Items from an interface collection
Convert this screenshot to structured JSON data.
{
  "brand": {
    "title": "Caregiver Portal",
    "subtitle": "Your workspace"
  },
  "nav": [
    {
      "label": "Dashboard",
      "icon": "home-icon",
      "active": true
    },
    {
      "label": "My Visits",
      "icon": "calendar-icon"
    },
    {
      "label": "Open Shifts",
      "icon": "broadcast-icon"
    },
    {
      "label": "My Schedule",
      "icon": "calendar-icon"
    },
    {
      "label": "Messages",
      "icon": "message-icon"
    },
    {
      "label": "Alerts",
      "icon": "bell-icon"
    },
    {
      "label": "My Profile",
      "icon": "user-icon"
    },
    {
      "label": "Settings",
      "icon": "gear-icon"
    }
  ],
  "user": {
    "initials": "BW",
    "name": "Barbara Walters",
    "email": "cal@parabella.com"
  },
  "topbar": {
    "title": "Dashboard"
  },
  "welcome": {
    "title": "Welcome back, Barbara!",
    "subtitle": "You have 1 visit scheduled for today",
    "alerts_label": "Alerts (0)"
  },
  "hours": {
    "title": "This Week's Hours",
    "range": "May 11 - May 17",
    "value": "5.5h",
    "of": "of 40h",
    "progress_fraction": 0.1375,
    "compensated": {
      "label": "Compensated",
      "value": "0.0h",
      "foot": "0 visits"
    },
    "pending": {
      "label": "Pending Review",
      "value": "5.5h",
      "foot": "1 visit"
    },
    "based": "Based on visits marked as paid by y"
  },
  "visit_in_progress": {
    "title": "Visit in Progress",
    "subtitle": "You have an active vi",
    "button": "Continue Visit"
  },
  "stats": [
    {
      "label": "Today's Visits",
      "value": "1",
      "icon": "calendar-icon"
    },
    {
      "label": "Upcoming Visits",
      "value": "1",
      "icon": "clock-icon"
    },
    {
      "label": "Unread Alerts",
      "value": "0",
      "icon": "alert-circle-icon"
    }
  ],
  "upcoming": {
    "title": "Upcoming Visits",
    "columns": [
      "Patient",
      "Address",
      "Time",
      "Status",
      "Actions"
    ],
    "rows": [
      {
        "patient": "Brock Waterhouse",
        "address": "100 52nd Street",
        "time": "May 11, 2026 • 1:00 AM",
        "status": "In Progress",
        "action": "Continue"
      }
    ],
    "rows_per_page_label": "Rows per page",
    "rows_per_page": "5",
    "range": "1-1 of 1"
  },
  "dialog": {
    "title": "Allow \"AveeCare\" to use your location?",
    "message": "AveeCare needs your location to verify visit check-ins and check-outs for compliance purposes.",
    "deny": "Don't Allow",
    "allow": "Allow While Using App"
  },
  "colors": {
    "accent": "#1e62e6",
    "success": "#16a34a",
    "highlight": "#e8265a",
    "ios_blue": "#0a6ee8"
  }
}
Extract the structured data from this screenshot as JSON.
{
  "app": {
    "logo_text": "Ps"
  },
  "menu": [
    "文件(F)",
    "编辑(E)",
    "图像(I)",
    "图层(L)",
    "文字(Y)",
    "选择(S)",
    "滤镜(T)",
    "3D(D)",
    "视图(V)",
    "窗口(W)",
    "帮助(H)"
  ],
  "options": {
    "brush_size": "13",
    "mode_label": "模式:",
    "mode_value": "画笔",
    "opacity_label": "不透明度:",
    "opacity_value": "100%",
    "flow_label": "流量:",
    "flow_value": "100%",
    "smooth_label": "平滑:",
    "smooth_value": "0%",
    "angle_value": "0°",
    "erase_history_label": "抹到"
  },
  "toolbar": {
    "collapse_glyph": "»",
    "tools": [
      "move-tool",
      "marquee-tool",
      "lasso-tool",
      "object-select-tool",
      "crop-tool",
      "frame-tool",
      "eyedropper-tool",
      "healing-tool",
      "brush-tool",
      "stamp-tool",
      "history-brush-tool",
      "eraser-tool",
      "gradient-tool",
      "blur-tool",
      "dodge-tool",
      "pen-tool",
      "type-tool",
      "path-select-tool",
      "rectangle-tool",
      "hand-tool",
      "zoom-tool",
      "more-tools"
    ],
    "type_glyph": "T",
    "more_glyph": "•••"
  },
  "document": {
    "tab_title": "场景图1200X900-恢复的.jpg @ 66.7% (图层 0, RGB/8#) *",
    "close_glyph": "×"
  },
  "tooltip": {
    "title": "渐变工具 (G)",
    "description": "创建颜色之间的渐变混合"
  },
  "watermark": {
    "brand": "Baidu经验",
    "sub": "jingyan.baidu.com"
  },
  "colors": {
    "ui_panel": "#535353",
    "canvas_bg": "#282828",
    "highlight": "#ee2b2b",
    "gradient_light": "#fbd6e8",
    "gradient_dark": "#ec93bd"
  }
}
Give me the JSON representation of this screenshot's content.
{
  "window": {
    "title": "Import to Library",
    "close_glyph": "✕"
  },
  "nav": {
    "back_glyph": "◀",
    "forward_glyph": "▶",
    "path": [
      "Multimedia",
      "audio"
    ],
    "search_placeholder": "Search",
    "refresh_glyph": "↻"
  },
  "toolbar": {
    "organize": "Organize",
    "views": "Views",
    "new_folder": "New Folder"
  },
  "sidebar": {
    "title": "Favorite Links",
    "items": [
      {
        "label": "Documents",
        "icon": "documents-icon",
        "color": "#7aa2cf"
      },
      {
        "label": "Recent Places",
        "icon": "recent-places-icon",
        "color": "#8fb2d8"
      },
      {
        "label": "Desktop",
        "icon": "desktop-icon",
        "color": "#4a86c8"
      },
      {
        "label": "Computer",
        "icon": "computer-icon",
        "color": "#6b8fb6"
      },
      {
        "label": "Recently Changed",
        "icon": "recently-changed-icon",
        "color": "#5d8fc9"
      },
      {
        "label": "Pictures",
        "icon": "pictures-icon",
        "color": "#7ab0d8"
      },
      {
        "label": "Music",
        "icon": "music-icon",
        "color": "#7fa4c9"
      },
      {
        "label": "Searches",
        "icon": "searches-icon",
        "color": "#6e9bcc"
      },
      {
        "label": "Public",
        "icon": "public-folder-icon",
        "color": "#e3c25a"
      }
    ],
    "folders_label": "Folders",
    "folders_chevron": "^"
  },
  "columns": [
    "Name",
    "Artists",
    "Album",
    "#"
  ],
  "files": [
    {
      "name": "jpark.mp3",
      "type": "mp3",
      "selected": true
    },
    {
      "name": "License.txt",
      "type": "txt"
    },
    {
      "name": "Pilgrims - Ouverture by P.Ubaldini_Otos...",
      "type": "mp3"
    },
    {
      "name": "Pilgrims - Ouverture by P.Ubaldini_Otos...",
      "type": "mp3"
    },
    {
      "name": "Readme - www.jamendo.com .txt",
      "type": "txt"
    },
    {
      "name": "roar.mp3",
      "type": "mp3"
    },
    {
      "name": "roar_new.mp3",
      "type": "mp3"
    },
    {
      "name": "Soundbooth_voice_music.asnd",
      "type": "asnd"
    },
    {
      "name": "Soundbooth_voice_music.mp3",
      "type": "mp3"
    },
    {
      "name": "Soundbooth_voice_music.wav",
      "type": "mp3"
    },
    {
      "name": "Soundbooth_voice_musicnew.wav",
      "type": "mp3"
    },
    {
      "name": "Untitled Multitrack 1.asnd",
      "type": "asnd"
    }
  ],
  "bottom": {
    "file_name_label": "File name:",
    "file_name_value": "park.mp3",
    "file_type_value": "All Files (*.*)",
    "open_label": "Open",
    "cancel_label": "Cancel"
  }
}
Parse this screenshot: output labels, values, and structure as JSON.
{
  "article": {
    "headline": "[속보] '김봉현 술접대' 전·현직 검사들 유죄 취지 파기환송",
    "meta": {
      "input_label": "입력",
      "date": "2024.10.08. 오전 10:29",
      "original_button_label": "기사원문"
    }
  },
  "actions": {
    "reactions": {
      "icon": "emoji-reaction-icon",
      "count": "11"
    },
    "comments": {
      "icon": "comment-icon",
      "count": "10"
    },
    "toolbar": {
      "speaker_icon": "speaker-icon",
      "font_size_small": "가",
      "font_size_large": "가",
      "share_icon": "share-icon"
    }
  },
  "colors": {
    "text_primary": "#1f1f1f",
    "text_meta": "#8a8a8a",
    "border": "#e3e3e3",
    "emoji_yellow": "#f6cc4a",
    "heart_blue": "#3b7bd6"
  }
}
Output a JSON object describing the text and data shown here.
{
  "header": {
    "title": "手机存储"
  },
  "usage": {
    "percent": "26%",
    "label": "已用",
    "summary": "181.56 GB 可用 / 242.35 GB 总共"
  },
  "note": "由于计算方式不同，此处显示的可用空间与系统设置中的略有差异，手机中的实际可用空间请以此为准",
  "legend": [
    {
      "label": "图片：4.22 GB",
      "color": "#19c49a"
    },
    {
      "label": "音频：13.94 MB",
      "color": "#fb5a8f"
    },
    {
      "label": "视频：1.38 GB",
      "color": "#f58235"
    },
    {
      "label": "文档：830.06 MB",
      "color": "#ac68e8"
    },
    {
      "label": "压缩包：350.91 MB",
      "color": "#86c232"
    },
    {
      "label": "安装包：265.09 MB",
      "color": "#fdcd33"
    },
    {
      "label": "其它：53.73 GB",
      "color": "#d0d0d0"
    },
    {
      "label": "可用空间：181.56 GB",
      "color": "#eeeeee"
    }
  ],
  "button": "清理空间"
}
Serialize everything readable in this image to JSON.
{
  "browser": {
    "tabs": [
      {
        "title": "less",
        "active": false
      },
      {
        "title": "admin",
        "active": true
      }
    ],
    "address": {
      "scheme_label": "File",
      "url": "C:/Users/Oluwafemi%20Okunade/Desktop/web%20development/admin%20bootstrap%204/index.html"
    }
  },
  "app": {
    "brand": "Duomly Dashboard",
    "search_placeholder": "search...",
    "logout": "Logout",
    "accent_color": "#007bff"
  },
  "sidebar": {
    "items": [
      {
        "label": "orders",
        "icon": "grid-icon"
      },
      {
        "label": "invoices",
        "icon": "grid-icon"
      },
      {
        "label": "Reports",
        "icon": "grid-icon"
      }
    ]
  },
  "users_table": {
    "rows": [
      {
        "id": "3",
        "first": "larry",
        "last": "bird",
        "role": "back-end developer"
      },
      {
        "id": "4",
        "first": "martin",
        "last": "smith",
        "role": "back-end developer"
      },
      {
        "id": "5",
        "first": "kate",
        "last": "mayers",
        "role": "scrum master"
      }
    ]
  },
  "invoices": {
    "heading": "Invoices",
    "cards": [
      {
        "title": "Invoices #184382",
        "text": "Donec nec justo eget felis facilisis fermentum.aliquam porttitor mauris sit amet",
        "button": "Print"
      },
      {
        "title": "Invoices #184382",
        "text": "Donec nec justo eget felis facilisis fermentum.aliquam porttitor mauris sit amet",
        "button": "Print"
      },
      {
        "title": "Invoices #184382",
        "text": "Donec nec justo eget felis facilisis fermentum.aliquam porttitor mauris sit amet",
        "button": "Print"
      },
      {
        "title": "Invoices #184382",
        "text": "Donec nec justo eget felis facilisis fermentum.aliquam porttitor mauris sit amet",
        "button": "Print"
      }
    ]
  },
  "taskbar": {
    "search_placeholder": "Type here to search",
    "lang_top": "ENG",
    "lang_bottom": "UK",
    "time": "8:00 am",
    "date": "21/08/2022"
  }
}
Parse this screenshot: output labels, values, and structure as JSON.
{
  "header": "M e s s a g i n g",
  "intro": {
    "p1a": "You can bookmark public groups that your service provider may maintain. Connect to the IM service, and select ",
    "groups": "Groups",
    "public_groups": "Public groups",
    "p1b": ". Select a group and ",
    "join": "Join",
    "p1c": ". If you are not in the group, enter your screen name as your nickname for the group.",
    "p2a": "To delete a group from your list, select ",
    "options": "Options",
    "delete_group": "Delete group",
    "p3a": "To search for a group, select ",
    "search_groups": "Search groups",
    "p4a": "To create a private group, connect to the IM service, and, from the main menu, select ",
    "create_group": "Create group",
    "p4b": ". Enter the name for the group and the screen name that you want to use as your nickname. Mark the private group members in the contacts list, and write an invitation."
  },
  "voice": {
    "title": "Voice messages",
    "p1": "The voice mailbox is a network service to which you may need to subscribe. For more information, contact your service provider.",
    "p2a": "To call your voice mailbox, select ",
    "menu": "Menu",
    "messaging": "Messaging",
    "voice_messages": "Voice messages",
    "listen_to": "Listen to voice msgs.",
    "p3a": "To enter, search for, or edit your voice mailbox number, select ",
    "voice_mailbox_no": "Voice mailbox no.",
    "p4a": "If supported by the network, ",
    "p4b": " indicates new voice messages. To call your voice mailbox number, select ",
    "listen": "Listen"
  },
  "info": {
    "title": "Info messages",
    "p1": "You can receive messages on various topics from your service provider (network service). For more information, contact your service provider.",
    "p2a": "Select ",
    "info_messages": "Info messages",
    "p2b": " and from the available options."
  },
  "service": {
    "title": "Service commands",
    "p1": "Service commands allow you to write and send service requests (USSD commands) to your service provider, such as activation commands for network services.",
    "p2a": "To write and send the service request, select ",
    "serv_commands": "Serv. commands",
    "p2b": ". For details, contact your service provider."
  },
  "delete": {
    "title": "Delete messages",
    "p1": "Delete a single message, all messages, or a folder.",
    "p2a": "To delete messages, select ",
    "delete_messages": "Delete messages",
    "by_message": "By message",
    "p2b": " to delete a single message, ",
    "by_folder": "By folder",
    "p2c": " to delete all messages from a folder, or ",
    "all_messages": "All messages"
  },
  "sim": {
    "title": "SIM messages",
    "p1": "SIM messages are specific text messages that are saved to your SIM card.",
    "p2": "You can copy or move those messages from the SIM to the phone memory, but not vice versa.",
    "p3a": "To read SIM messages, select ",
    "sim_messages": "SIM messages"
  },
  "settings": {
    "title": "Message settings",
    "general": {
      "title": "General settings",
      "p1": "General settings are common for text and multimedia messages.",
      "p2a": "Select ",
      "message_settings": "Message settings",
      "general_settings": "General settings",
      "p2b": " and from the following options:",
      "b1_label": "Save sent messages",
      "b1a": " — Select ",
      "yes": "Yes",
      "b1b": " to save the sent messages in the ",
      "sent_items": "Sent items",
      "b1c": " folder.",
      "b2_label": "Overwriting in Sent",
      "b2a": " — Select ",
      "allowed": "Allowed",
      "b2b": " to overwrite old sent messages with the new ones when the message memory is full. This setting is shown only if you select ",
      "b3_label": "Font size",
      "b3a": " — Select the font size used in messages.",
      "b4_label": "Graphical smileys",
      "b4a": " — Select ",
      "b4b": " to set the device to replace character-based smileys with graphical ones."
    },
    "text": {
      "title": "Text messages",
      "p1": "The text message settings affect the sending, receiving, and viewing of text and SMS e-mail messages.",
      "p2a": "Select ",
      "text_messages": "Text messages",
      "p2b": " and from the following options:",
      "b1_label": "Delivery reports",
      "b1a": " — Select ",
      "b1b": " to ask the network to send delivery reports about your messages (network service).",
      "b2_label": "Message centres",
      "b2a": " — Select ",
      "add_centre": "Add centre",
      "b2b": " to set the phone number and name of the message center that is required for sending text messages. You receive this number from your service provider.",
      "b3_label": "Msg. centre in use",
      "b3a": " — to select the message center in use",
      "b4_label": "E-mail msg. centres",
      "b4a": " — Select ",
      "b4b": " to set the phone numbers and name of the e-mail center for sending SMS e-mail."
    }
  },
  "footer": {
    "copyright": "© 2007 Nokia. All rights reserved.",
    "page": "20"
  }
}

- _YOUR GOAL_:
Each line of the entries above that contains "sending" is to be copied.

- _SOLUTION BELOW_:
      "p1": "The text message settings affect the sending, receiving, and viewing of text and SMS e-mail messages.",
      "b2b": " to set the phone number and name of the message center that is required for sending text messages. You receive this number from your service provider.",
      "b4b": " to set the phone numbers and name of the e-mail center for sending SMS e-mail."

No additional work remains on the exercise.